What needs to be done: Images excluded, reproduce each line of the records exactly as it stands.

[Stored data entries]
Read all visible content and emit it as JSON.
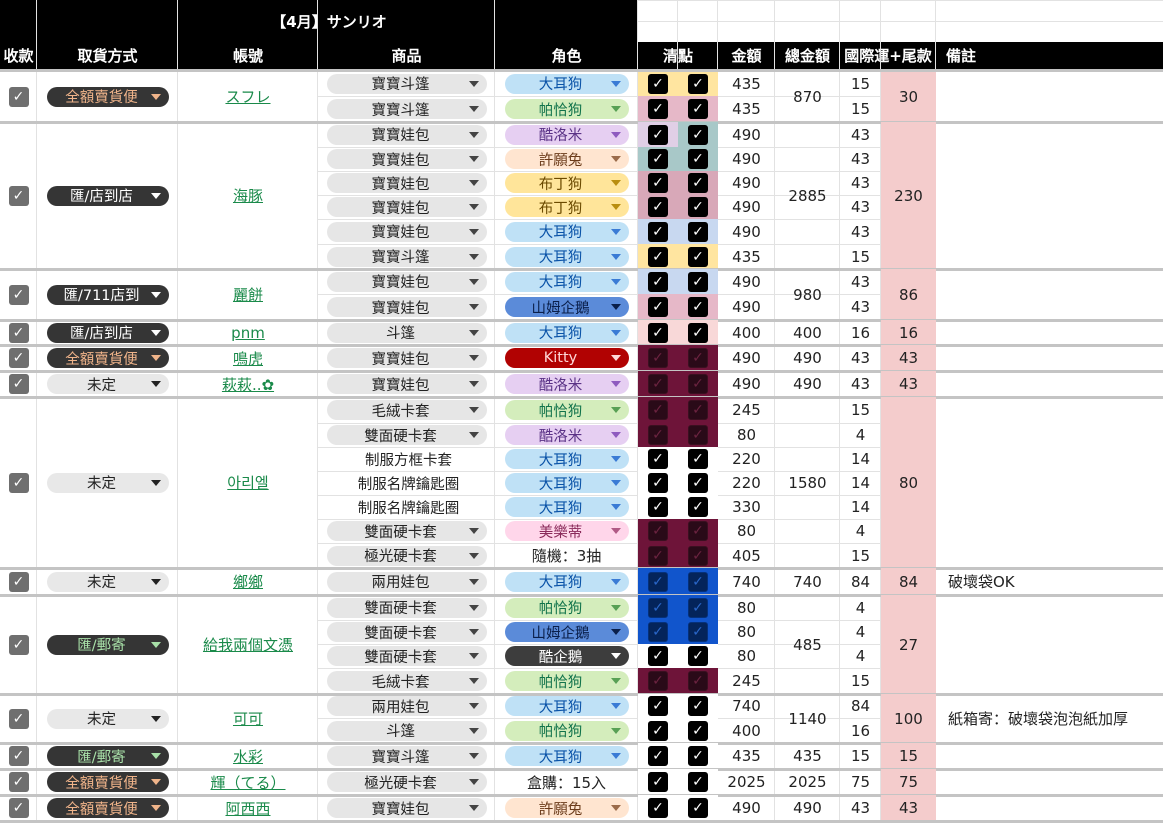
{
  "title": "【4月】サンリオ",
  "headers": {
    "received": "收款",
    "pickup": "取貨方式",
    "account": "帳號",
    "product": "商品",
    "character": "角色",
    "check": "清點",
    "amount": "金額",
    "total": "總金額",
    "shipping": "國際運+尾款",
    "note": "備註"
  },
  "colors": {
    "header_bg": "#000000",
    "balance_bg": "#f4cccc",
    "check_black": "#000000",
    "check_dark": "#6e1439",
    "check_navy": "#1155cc"
  },
  "groups": [
    {
      "pickup": "全額賣貨便",
      "account": "スフレ",
      "total": "870",
      "balance": "30",
      "note": "",
      "rows": [
        {
          "product": "寶寶斗篷",
          "char": "大耳狗",
          "amount": "435",
          "ship": "15"
        },
        {
          "product": "寶寶斗篷",
          "char": "帕恰狗",
          "amount": "435",
          "ship": "15"
        }
      ]
    },
    {
      "pickup": "匯/店到店",
      "account": "海豚",
      "total": "2885",
      "balance": "230",
      "note": "",
      "rows": [
        {
          "product": "寶寶娃包",
          "char": "酷洛米",
          "amount": "490",
          "ship": "43"
        },
        {
          "product": "寶寶娃包",
          "char": "許願兔",
          "amount": "490",
          "ship": "43"
        },
        {
          "product": "寶寶娃包",
          "char": "布丁狗",
          "amount": "490",
          "ship": "43"
        },
        {
          "product": "寶寶娃包",
          "char": "布丁狗",
          "amount": "490",
          "ship": "43"
        },
        {
          "product": "寶寶娃包",
          "char": "大耳狗",
          "amount": "490",
          "ship": "43"
        },
        {
          "product": "寶寶斗篷",
          "char": "大耳狗",
          "amount": "435",
          "ship": "15"
        }
      ]
    },
    {
      "pickup": "匯/711店到",
      "account": "麗餅",
      "total": "980",
      "balance": "86",
      "note": "",
      "rows": [
        {
          "product": "寶寶娃包",
          "char": "大耳狗",
          "amount": "490",
          "ship": "43"
        },
        {
          "product": "寶寶娃包",
          "char": "山姆企鵝",
          "amount": "490",
          "ship": "43"
        }
      ]
    },
    {
      "pickup": "匯/店到店",
      "account": "pnm",
      "total": "400",
      "balance": "16",
      "note": "",
      "rows": [
        {
          "product": "斗篷",
          "char": "大耳狗",
          "amount": "400",
          "ship": "16"
        }
      ]
    },
    {
      "pickup": "全額賣貨便",
      "account": "鳴虎",
      "total": "490",
      "balance": "43",
      "note": "",
      "rows": [
        {
          "product": "寶寶娃包",
          "char": "Kitty",
          "amount": "490",
          "ship": "43"
        }
      ]
    },
    {
      "pickup": "未定",
      "account": "萩萩..✿",
      "total": "490",
      "balance": "43",
      "note": "",
      "rows": [
        {
          "product": "寶寶娃包",
          "char": "酷洛米",
          "amount": "490",
          "ship": "43"
        }
      ]
    },
    {
      "pickup": "未定",
      "account": "아리엘",
      "total": "1580",
      "balance": "80",
      "note": "",
      "rows": [
        {
          "product": "毛絨卡套",
          "char": "帕恰狗",
          "amount": "245",
          "ship": "15"
        },
        {
          "product": "雙面硬卡套",
          "char": "酷洛米",
          "amount": "80",
          "ship": "4"
        },
        {
          "product": "制服方框卡套",
          "char": "大耳狗",
          "amount": "220",
          "ship": "14"
        },
        {
          "product": "制服名牌鑰匙圈",
          "char": "大耳狗",
          "amount": "220",
          "ship": "14"
        },
        {
          "product": "制服名牌鑰匙圈",
          "char": "大耳狗",
          "amount": "330",
          "ship": "14"
        },
        {
          "product": "雙面硬卡套",
          "char": "美樂蒂",
          "amount": "80",
          "ship": "4"
        },
        {
          "product": "極光硬卡套",
          "char": "隨機：3抽",
          "amount": "405",
          "ship": "15"
        }
      ]
    },
    {
      "pickup": "未定",
      "account": "鄉鄉",
      "total": "740",
      "balance": "84",
      "note": "破壞袋OK",
      "rows": [
        {
          "product": "兩用娃包",
          "char": "大耳狗",
          "amount": "740",
          "ship": "84"
        }
      ]
    },
    {
      "pickup": "匯/郵寄",
      "account": "給我兩個文憑",
      "total": "485",
      "balance": "27",
      "note": "",
      "rows": [
        {
          "product": "雙面硬卡套",
          "char": "帕恰狗",
          "amount": "80",
          "ship": "4"
        },
        {
          "product": "雙面硬卡套",
          "char": "山姆企鵝",
          "amount": "80",
          "ship": "4"
        },
        {
          "product": "雙面硬卡套",
          "char": "酷企鵝",
          "amount": "80",
          "ship": "4"
        },
        {
          "product": "毛絨卡套",
          "char": "帕恰狗",
          "amount": "245",
          "ship": "15"
        }
      ]
    },
    {
      "pickup": "未定",
      "account": "可可",
      "total": "1140",
      "balance": "100",
      "note": "紙箱寄：破壞袋泡泡紙加厚",
      "rows": [
        {
          "product": "兩用娃包",
          "char": "大耳狗",
          "amount": "740",
          "ship": "84"
        },
        {
          "product": "斗篷",
          "char": "帕恰狗",
          "amount": "400",
          "ship": "16"
        }
      ]
    },
    {
      "pickup": "匯/郵寄",
      "account": "水彩",
      "total": "435",
      "balance": "15",
      "note": "",
      "rows": [
        {
          "product": "寶寶斗篷",
          "char": "大耳狗",
          "amount": "435",
          "ship": "15"
        }
      ]
    },
    {
      "pickup": "全額賣貨便",
      "account": "輝（てる）",
      "total": "2025",
      "balance": "75",
      "note": "",
      "rows": [
        {
          "product": "極光硬卡套",
          "char": "盒購：15入",
          "amount": "2025",
          "ship": "75"
        }
      ]
    },
    {
      "pickup": "全額賣貨便",
      "account": "阿西西",
      "total": "490",
      "balance": "43",
      "note": "",
      "rows": [
        {
          "product": "寶寶娃包",
          "char": "許願兔",
          "amount": "490",
          "ship": "43"
        }
      ]
    }
  ]
}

Solved problem:
Read all visible content and emit it as JSON.
{
  "title": "【4月】サンリオ",
  "headers": {
    "received": "收款",
    "pickup": "取貨方式",
    "account": "帳號",
    "product": "商品",
    "character": "角色",
    "check": "清點",
    "amount": "金額",
    "total": "總金額",
    "shipping": "國際運+尾款",
    "note": "備註"
  },
  "colors": {
    "header_bg": "#000000",
    "balance_bg": "#f4cccc",
    "check_black": "#000000",
    "check_dark": "#6e1439",
    "check_navy": "#1155cc"
  },
  "groups": [
    {
      "pickup": "全額賣貨便",
      "account": "スフレ",
      "total": "870",
      "balance": "30",
      "note": "",
      "rows": [
        {
          "product": "寶寶斗篷",
          "char": "大耳狗",
          "amount": "435",
          "ship": "15"
        },
        {
          "product": "寶寶斗篷",
          "char": "帕恰狗",
          "amount": "435",
          "ship": "15"
        }
      ]
    },
    {
      "pickup": "匯/店到店",
      "account": "海豚",
      "total": "2885",
      "balance": "230",
      "note": "",
      "rows": [
        {
          "product": "寶寶娃包",
          "char": "酷洛米",
          "amount": "490",
          "ship": "43"
        },
        {
          "product": "寶寶娃包",
          "char": "許願兔",
          "amount": "490",
          "ship": "43"
        },
        {
          "product": "寶寶娃包",
          "char": "布丁狗",
          "amount": "490",
          "ship": "43"
        },
        {
          "product": "寶寶娃包",
          "char": "布丁狗",
          "amount": "490",
          "ship": "43"
        },
        {
          "product": "寶寶娃包",
          "char": "大耳狗",
          "amount": "490",
          "ship": "43"
        },
        {
          "product": "寶寶斗篷",
          "char": "大耳狗",
          "amount": "435",
          "ship": "15"
        }
      ]
    },
    {
      "pickup": "匯/711店到",
      "account": "麗餅",
      "total": "980",
      "balance": "86",
      "note": "",
      "rows": [
        {
          "product": "寶寶娃包",
          "char": "大耳狗",
          "amount": "490",
          "ship": "43"
        },
        {
          "product": "寶寶娃包",
          "char": "山姆企鵝",
          "amount": "490",
          "ship": "43"
        }
      ]
    },
    {
      "pickup": "匯/店到店",
      "account": "pnm",
      "total": "400",
      "balance": "16",
      "note": "",
      "rows": [
        {
          "product": "斗篷",
          "char": "大耳狗",
          "amount": "400",
          "ship": "16"
        }
      ]
    },
    {
      "pickup": "全額賣貨便",
      "account": "鳴虎",
      "total": "490",
      "balance": "43",
      "note": "",
      "rows": [
        {
          "product": "寶寶娃包",
          "char": "Kitty",
          "amount": "490",
          "ship": "43"
        }
      ]
    },
    {
      "pickup": "未定",
      "account": "萩萩..✿",
      "total": "490",
      "balance": "43",
      "note": "",
      "rows": [
        {
          "product": "寶寶娃包",
          "char": "酷洛米",
          "amount": "490",
          "ship": "43"
        }
      ]
    },
    {
      "pickup": "未定",
      "account": "아리엘",
      "total": "1580",
      "balance": "80",
      "note": "",
      "rows": [
        {
          "product": "毛絨卡套",
          "char": "帕恰狗",
          "amount": "245",
          "ship": "15"
        },
        {
          "product": "雙面硬卡套",
          "char": "酷洛米",
          "amount": "80",
          "ship": "4"
        },
        {
          "product": "制服方框卡套",
          "char": "大耳狗",
          "amount": "220",
          "ship": "14"
        },
        {
          "product": "制服名牌鑰匙圈",
          "char": "大耳狗",
          "amount": "220",
          "ship": "14"
        },
        {
          "product": "制服名牌鑰匙圈",
          "char": "大耳狗",
          "amount": "330",
          "ship": "14"
        },
        {
          "product": "雙面硬卡套",
          "char": "美樂蒂",
          "amount": "80",
          "ship": "4"
        },
        {
          "product": "極光硬卡套",
          "char": "隨機：3抽",
          "amount": "405",
          "ship": "15"
        }
      ]
    },
    {
      "pickup": "未定",
      "account": "鄉鄉",
      "total": "740",
      "balance": "84",
      "note": "破壞袋OK",
      "rows": [
        {
          "product": "兩用娃包",
          "char": "大耳狗",
          "amount": "740",
          "ship": "84"
        }
      ]
    },
    {
      "pickup": "匯/郵寄",
      "account": "給我兩個文憑",
      "total": "485",
      "balance": "27",
      "note": "",
      "rows": [
        {
          "product": "雙面硬卡套",
          "char": "帕恰狗",
          "amount": "80",
          "ship": "4"
        },
        {
          "product": "雙面硬卡套",
          "char": "山姆企鵝",
          "amount": "80",
          "ship": "4"
        },
        {
          "product": "雙面硬卡套",
          "char": "酷企鵝",
          "amount": "80",
          "ship": "4"
        },
        {
          "product": "毛絨卡套",
          "char": "帕恰狗",
          "amount": "245",
          "ship": "15"
        }
      ]
    },
    {
      "pickup": "未定",
      "account": "可可",
      "total": "1140",
      "balance": "100",
      "note": "紙箱寄：破壞袋泡泡紙加厚",
      "rows": [
        {
          "product": "兩用娃包",
          "char": "大耳狗",
          "amount": "740",
          "ship": "84"
        },
        {
          "product": "斗篷",
          "char": "帕恰狗",
          "amount": "400",
          "ship": "16"
        }
      ]
    },
    {
      "pickup": "匯/郵寄",
      "account": "水彩",
      "total": "435",
      "balance": "15",
      "note": "",
      "rows": [
        {
          "product": "寶寶斗篷",
          "char": "大耳狗",
          "amount": "435",
          "ship": "15"
        }
      ]
    },
    {
      "pickup": "全額賣貨便",
      "account": "輝（てる）",
      "total": "2025",
      "balance": "75",
      "note": "",
      "rows": [
        {
          "product": "極光硬卡套",
          "char": "盒購：15入",
          "amount": "2025",
          "ship": "75"
        }
      ]
    },
    {
      "pickup": "全額賣貨便",
      "account": "阿西西",
      "total": "490",
      "balance": "43",
      "note": "",
      "rows": [
        {
          "product": "寶寶娃包",
          "char": "許願兔",
          "amount": "490",
          "ship": "43"
        }
      ]
    }
  ]
}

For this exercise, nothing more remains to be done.